- _Instructions for the task_: Check each line of the listing below for the string "Object", and copy the ones that have it.

- _Supplied material_:
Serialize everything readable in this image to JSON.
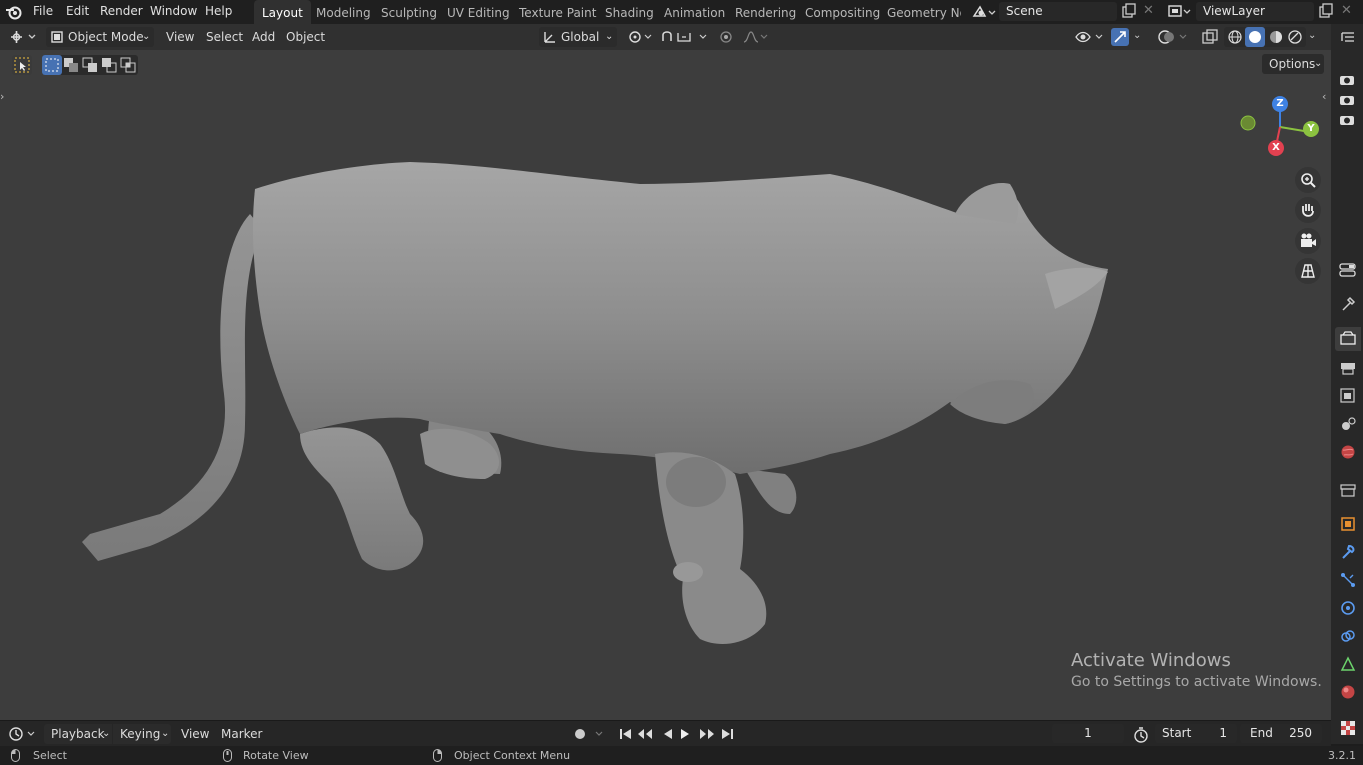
{
  "menus": [
    "File",
    "Edit",
    "Render",
    "Window",
    "Help"
  ],
  "workspace_tabs": [
    "Layout",
    "Modeling",
    "Sculpting",
    "UV Editing",
    "Texture Paint",
    "Shading",
    "Animation",
    "Rendering",
    "Compositing",
    "Geometry Noc"
  ],
  "active_workspace": "Layout",
  "scene": {
    "label": "Scene",
    "view_layer": "ViewLayer"
  },
  "viewport_header": {
    "mode": "Object Mode",
    "menus": [
      "View",
      "Select",
      "Add",
      "Object"
    ],
    "transform_orientation": "Global",
    "options_label": "Options"
  },
  "gizmo": {
    "z": "Z",
    "y": "Y",
    "x": "X"
  },
  "timeline": {
    "menus": [
      "Playback",
      "Keying",
      "View",
      "Marker"
    ],
    "current_frame": "1",
    "start_label": "Start",
    "start_value": "1",
    "end_label": "End",
    "end_value": "250"
  },
  "status": {
    "select": "Select",
    "rotate": "Rotate View",
    "context": "Object Context Menu",
    "version": "3.2.1"
  },
  "watermark": {
    "line1": "Activate Windows",
    "line2": "Go to Settings to activate Windows."
  },
  "colors": {
    "accent": "#4772b3",
    "x_axis": "#e24150",
    "y_axis": "#8bc240",
    "z_axis": "#3f82e3",
    "viewport": "#3d3d3d"
  }
}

- _Task result_:
    "mode": "Object Mode",
      "Object"
    "context": "Object Context Menu",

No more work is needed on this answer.